What you will do: Across the material below, say how many lines contain the string "this", and add no other words.

§

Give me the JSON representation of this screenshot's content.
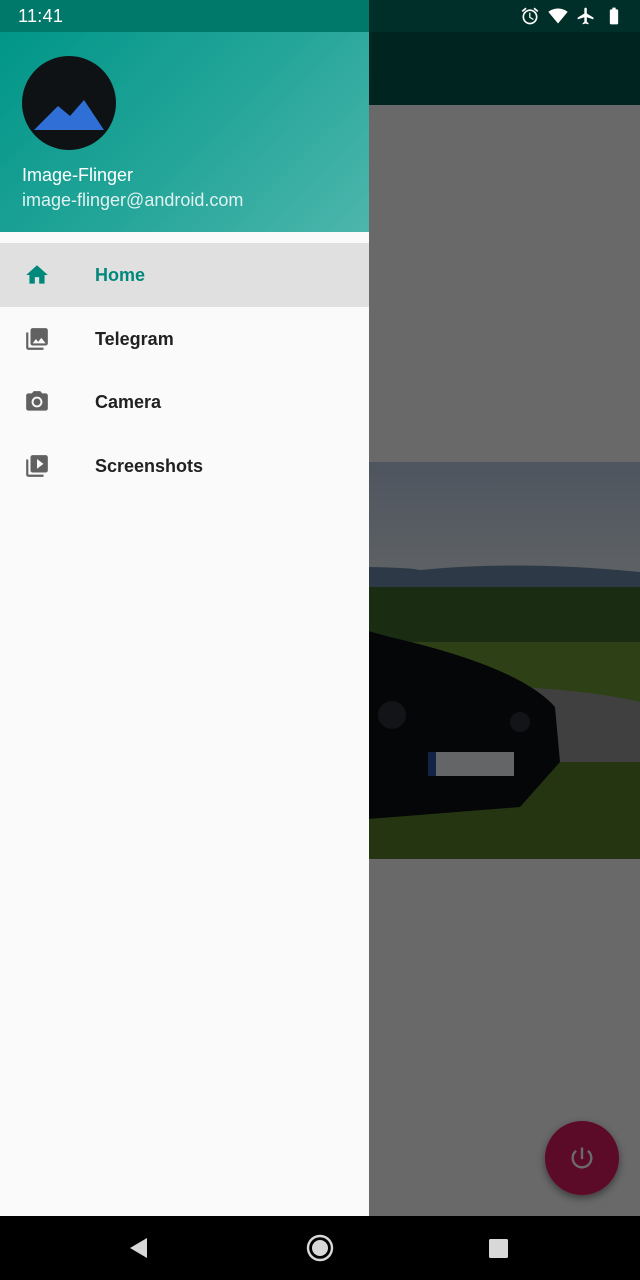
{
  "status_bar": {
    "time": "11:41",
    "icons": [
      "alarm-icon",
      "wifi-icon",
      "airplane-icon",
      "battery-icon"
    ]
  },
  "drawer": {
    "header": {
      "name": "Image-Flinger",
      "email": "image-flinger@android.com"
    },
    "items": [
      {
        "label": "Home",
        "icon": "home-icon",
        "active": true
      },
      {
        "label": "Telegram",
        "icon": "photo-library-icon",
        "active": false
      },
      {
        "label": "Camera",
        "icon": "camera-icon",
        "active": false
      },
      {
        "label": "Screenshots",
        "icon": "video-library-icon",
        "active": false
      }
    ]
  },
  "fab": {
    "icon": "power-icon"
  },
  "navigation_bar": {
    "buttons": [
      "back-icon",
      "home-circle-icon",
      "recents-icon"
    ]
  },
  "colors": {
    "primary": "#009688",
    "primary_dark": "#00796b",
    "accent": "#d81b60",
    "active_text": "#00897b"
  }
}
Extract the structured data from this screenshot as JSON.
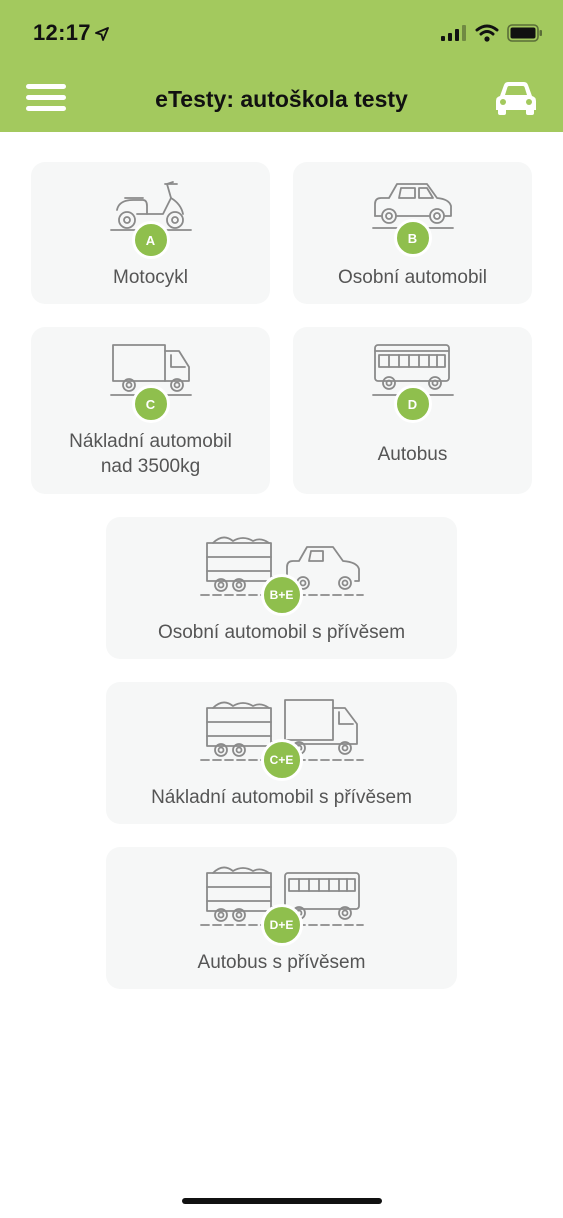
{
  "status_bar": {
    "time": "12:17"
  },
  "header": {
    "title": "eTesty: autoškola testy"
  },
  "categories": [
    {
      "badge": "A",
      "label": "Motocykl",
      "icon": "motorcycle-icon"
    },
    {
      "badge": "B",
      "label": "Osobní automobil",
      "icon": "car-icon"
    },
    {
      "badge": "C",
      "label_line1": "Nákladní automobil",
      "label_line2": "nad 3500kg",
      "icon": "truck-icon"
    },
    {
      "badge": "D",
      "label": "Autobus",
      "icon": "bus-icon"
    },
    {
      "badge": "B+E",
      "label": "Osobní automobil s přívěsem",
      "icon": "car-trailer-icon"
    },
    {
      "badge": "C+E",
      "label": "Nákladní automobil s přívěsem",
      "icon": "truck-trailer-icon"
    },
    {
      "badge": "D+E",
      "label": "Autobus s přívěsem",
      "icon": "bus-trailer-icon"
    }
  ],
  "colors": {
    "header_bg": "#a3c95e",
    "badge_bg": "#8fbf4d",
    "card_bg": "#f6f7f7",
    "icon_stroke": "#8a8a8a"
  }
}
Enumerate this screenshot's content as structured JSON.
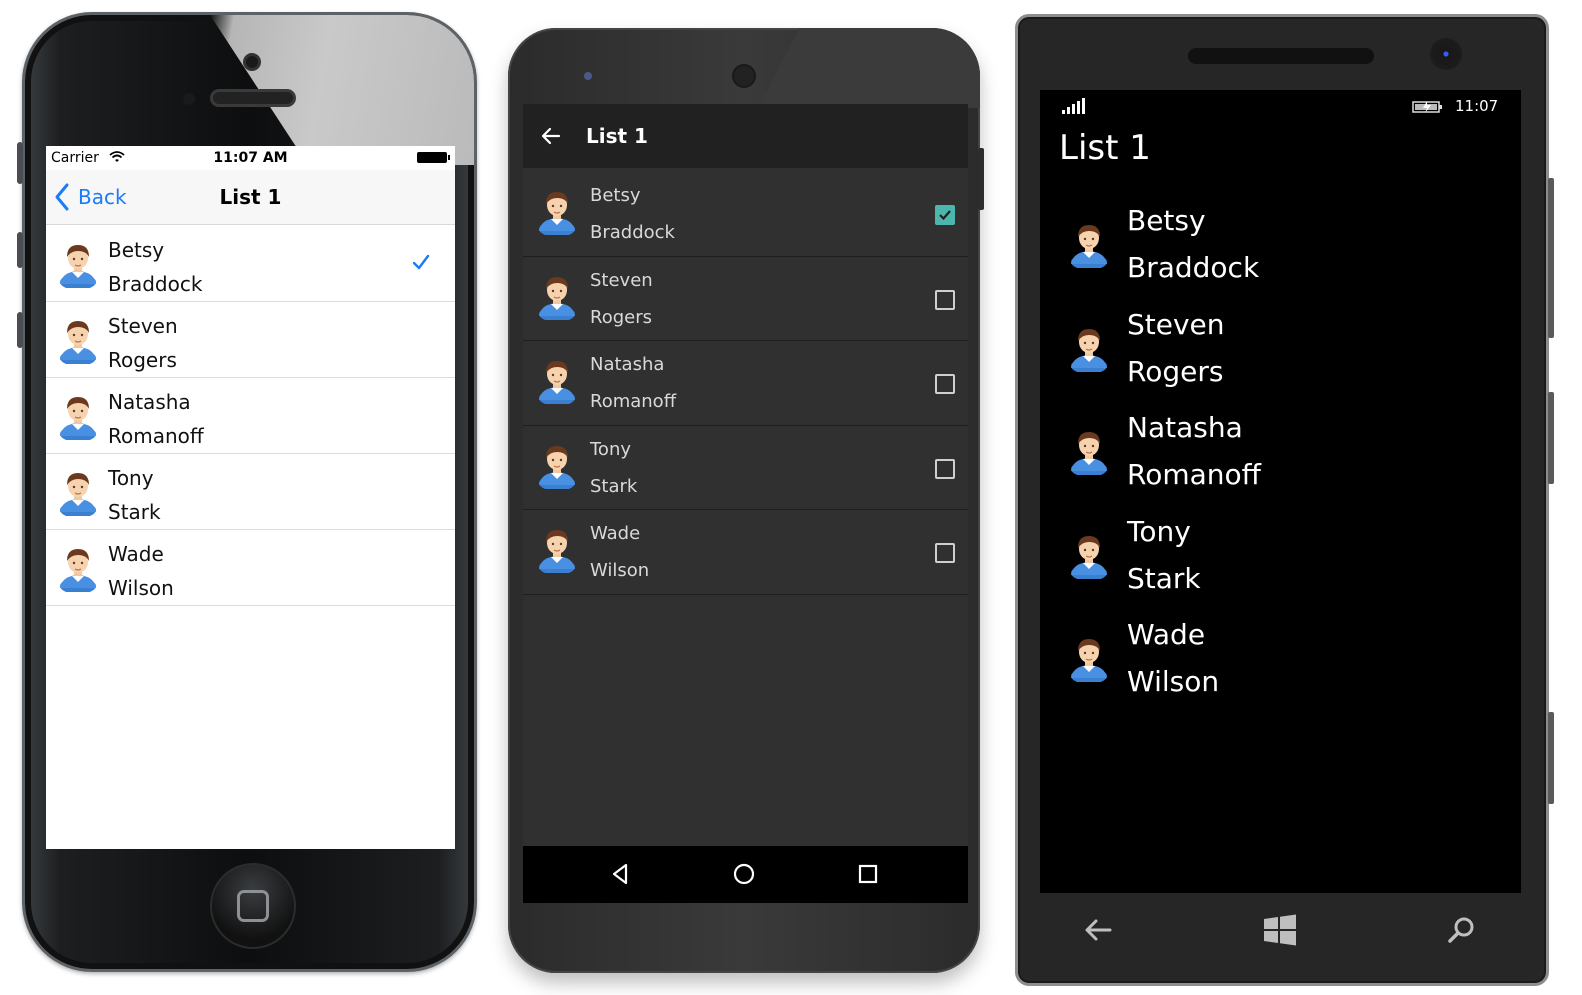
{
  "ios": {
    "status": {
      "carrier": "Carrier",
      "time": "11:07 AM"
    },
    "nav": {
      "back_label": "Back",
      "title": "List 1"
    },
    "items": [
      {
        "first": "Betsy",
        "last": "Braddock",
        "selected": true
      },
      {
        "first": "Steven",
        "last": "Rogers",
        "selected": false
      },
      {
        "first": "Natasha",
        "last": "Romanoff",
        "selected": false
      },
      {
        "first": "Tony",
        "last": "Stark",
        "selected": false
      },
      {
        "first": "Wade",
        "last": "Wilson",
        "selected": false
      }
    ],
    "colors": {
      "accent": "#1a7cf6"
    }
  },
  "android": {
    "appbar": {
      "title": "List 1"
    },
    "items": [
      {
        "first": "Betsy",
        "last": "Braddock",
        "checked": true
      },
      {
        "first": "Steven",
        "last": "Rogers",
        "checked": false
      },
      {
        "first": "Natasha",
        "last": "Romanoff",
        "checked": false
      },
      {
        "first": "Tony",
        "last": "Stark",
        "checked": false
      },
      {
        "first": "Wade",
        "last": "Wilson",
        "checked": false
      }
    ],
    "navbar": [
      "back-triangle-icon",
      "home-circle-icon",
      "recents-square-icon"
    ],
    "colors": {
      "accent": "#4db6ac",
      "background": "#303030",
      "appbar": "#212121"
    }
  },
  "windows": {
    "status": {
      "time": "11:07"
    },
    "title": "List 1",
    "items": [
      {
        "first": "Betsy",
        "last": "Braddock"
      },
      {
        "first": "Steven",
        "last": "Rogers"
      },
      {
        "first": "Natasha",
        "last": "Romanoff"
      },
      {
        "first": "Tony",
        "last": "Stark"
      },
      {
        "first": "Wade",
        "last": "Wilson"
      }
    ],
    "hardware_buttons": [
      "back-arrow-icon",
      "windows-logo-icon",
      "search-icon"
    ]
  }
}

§

Expected output: 3